ASSIGNMENT =
From the data below, tally each line that has "Passwort" in it, then give that tally without comment.

Stored items
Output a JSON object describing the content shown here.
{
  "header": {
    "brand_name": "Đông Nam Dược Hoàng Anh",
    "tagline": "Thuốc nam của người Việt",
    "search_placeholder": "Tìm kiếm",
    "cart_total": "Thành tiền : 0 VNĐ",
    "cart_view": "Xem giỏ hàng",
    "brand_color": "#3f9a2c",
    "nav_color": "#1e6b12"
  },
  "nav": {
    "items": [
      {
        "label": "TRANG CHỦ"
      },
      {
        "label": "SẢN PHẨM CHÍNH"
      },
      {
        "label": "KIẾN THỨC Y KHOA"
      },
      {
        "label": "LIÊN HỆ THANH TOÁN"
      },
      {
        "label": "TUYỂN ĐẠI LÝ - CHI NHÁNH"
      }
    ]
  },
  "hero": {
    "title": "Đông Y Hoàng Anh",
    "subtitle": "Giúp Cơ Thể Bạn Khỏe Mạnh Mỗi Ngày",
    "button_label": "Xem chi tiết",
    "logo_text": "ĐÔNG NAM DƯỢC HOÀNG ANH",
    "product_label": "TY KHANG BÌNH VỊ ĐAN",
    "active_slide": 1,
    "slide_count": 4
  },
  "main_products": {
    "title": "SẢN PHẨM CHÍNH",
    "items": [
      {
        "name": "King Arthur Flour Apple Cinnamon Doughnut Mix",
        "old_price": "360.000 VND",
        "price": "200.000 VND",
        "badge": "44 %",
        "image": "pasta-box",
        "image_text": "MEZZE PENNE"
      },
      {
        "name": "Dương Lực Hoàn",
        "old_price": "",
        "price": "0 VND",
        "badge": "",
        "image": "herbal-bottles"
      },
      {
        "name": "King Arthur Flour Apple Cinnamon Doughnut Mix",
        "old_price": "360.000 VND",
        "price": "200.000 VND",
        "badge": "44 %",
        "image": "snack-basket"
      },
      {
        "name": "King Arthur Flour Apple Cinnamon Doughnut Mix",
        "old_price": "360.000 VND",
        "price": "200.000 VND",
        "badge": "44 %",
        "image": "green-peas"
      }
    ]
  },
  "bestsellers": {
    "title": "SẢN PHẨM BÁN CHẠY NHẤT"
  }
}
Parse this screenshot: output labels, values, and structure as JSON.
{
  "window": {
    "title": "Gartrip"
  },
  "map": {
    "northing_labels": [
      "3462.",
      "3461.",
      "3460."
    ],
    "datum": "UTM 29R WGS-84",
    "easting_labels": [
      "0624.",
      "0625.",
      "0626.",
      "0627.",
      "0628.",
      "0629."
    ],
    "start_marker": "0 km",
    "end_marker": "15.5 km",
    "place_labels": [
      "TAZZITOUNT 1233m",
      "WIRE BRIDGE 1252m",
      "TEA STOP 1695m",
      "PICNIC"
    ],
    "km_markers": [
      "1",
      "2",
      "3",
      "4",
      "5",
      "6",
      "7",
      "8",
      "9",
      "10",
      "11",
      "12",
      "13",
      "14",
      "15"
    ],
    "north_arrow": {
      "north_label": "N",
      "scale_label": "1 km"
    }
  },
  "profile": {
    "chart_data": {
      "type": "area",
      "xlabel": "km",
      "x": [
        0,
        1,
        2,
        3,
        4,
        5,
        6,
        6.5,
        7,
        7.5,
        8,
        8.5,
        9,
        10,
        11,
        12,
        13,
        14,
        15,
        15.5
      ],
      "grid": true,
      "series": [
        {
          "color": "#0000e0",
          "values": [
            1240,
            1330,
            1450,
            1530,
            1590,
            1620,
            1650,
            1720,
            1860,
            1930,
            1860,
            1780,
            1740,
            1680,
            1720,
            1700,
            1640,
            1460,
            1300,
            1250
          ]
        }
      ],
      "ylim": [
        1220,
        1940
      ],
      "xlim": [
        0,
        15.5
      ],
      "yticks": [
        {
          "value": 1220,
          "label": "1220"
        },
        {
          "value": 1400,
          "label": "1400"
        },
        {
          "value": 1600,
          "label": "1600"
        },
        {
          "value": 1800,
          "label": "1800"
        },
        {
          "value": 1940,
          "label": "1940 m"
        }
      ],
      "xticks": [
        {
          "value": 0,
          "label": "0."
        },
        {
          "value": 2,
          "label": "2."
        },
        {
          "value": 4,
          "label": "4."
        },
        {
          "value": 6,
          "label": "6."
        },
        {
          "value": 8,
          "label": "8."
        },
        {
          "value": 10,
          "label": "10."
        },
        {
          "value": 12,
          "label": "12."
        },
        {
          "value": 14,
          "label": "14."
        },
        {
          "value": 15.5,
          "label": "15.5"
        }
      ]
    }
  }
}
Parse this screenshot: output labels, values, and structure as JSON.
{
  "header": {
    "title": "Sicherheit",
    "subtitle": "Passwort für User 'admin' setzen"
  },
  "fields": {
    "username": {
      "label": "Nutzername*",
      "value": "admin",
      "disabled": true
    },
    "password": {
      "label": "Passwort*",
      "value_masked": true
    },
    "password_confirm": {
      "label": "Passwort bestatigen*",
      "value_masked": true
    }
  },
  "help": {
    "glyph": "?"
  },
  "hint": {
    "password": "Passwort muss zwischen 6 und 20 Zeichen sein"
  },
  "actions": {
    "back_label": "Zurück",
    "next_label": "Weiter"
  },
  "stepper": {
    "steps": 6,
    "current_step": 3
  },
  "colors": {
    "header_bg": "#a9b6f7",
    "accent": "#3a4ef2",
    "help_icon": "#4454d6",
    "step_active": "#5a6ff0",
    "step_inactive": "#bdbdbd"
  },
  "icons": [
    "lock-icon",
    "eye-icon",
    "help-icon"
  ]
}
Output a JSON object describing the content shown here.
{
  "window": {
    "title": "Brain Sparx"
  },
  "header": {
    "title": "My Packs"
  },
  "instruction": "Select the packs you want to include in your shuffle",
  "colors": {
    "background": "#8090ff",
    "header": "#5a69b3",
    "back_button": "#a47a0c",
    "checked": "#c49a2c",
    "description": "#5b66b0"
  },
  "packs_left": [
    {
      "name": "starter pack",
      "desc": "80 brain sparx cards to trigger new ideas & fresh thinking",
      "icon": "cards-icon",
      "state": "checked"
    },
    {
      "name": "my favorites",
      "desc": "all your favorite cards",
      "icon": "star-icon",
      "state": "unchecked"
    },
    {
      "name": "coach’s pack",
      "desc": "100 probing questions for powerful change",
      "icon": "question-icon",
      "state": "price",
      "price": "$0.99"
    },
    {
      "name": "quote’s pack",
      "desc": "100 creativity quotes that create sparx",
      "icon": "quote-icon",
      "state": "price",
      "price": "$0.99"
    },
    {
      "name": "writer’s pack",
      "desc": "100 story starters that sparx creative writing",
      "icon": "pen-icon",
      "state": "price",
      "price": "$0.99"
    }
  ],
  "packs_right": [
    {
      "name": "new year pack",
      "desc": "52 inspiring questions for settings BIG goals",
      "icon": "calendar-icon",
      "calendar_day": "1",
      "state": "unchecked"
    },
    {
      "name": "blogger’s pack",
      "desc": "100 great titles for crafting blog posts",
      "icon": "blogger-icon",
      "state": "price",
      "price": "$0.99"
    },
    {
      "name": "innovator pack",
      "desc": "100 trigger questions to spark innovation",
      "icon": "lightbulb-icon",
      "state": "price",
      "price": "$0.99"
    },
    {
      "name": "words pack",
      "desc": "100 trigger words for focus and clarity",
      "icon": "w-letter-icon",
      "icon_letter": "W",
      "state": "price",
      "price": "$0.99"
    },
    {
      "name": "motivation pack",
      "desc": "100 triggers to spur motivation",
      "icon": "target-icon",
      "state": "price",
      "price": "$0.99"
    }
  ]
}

ANSWER BOX =
4